Top of Records shown

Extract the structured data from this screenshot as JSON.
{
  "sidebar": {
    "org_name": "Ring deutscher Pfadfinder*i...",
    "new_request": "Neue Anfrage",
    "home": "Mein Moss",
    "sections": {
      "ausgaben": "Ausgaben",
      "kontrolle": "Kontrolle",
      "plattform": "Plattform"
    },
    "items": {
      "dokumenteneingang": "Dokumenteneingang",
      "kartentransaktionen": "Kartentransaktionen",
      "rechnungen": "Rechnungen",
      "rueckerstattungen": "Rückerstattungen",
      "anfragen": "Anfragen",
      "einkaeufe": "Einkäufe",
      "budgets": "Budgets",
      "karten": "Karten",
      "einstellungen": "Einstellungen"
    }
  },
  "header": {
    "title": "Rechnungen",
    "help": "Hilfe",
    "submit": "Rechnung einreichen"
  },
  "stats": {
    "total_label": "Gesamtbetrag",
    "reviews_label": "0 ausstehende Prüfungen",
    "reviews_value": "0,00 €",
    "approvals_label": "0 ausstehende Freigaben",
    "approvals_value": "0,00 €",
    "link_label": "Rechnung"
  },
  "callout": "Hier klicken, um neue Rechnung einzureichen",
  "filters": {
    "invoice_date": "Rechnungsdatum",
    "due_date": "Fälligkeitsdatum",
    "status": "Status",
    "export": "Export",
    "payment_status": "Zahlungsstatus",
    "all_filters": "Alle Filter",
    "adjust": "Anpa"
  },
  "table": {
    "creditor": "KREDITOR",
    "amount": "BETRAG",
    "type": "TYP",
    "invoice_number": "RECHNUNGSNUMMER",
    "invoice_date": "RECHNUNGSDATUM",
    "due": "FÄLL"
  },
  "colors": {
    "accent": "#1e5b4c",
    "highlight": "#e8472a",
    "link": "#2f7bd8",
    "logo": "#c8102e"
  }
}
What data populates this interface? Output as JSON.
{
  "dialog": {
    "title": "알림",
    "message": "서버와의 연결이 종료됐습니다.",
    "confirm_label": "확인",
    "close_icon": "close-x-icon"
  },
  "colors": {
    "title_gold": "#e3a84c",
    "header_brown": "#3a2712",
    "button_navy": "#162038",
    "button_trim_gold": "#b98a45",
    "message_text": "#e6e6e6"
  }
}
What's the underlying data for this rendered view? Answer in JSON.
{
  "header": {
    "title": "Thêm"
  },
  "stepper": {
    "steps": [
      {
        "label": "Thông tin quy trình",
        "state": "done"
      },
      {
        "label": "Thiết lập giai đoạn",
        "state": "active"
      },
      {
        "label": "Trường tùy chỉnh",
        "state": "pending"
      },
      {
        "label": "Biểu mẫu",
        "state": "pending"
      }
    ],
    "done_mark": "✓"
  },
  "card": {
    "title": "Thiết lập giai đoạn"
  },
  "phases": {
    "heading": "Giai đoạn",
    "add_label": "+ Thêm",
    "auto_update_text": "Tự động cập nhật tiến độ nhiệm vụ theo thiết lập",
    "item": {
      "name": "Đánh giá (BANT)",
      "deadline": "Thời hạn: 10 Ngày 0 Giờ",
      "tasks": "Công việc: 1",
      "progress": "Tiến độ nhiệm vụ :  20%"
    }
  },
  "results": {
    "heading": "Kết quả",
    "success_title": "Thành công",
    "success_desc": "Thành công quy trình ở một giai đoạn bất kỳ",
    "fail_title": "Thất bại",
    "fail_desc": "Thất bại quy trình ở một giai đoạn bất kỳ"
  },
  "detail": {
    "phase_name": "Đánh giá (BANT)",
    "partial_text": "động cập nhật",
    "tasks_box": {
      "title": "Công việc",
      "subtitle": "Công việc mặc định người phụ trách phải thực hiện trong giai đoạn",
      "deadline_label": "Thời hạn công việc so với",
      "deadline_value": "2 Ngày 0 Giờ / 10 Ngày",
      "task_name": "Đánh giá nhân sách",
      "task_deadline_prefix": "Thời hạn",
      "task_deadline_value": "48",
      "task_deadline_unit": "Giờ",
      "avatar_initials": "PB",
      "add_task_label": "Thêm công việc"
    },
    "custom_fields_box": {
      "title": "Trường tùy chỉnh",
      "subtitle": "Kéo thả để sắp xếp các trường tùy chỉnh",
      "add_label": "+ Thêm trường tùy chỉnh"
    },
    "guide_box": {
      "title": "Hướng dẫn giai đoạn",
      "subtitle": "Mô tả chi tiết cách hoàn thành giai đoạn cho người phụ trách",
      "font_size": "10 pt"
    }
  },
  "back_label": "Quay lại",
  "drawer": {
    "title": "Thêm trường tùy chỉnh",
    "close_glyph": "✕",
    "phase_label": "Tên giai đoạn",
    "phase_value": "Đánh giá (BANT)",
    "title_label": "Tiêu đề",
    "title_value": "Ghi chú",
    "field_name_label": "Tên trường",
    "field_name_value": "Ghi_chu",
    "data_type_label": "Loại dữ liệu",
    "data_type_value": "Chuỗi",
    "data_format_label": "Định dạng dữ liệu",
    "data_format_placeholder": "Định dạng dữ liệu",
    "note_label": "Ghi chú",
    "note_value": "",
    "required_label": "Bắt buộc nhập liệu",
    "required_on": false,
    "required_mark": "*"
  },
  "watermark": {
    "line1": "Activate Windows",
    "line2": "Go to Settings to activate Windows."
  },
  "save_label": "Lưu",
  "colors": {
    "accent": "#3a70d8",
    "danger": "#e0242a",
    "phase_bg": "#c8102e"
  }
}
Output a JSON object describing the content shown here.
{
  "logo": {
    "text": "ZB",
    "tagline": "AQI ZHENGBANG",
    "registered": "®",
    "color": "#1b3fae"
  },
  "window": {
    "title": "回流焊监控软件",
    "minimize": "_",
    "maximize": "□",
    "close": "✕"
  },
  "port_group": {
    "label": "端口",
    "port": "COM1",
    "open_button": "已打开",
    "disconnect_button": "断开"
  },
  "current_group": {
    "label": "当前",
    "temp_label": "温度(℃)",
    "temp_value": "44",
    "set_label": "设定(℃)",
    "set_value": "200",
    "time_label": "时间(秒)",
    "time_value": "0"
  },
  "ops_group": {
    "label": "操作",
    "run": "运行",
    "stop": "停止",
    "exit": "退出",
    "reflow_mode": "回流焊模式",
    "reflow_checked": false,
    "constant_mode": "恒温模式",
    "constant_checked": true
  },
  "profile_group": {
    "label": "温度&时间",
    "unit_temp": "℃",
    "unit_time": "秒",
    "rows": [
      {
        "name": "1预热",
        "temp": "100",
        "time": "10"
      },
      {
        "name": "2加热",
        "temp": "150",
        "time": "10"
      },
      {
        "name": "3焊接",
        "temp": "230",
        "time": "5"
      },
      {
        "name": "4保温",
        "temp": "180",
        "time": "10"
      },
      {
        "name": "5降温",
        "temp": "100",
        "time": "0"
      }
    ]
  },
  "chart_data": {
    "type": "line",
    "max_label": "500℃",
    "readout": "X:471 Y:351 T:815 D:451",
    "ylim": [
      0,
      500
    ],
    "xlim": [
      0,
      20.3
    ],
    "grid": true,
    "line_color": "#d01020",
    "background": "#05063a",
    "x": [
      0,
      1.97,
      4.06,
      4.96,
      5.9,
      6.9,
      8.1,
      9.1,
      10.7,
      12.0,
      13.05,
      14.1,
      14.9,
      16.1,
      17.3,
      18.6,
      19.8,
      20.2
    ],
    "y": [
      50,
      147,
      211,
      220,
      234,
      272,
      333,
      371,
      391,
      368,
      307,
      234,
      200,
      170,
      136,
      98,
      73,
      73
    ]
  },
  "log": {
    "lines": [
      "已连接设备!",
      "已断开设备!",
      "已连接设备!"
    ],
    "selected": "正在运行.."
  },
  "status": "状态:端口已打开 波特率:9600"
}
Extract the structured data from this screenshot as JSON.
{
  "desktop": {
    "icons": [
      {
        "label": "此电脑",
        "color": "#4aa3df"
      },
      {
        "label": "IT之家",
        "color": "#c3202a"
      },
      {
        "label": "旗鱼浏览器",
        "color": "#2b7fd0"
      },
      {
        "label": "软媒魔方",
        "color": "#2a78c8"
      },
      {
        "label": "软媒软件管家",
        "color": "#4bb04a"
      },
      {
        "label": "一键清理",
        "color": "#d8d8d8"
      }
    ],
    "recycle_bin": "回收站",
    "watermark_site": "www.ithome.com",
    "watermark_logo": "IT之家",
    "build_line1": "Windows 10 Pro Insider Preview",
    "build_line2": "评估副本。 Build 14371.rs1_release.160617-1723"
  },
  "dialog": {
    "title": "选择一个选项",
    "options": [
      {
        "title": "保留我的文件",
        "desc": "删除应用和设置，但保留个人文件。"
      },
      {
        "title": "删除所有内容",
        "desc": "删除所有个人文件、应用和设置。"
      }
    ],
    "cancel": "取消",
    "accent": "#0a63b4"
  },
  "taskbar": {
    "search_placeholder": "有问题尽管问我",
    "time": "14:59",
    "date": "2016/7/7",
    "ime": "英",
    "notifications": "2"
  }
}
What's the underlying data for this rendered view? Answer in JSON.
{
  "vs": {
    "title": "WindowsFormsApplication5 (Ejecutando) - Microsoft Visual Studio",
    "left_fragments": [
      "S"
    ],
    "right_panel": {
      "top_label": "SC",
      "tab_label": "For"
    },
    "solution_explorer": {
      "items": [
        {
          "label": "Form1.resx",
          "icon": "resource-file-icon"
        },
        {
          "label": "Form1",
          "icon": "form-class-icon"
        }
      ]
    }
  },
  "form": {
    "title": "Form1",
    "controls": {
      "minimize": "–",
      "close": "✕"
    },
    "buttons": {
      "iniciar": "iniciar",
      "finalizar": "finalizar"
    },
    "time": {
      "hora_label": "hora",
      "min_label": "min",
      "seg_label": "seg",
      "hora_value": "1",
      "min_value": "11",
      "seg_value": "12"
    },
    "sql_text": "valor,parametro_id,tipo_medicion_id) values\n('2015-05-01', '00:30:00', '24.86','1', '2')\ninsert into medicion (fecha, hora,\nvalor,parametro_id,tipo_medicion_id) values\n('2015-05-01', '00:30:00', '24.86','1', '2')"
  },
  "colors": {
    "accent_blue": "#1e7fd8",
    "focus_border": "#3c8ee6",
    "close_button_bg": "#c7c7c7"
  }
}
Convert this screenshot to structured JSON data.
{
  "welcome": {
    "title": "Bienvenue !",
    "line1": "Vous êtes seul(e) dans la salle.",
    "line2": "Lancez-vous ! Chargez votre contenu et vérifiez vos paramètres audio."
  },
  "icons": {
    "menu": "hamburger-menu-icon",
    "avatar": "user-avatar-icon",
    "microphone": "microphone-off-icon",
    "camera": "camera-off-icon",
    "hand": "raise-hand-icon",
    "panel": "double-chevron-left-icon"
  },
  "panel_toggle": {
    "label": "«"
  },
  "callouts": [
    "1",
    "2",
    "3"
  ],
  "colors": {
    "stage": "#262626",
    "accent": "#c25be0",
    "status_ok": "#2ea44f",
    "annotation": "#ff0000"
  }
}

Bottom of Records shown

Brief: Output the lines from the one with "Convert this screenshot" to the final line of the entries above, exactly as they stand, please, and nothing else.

Solution for this task:
Convert this screenshot to structured JSON data.
{
  "welcome": {
    "title": "Bienvenue !",
    "line1": "Vous êtes seul(e) dans la salle.",
    "line2": "Lancez-vous ! Chargez votre contenu et vérifiez vos paramètres audio."
  },
  "icons": {
    "menu": "hamburger-menu-icon",
    "avatar": "user-avatar-icon",
    "microphone": "microphone-off-icon",
    "camera": "camera-off-icon",
    "hand": "raise-hand-icon",
    "panel": "double-chevron-left-icon"
  },
  "panel_toggle": {
    "label": "«"
  },
  "callouts": [
    "1",
    "2",
    "3"
  ],
  "colors": {
    "stage": "#262626",
    "accent": "#c25be0",
    "status_ok": "#2ea44f",
    "annotation": "#ff0000"
  }
}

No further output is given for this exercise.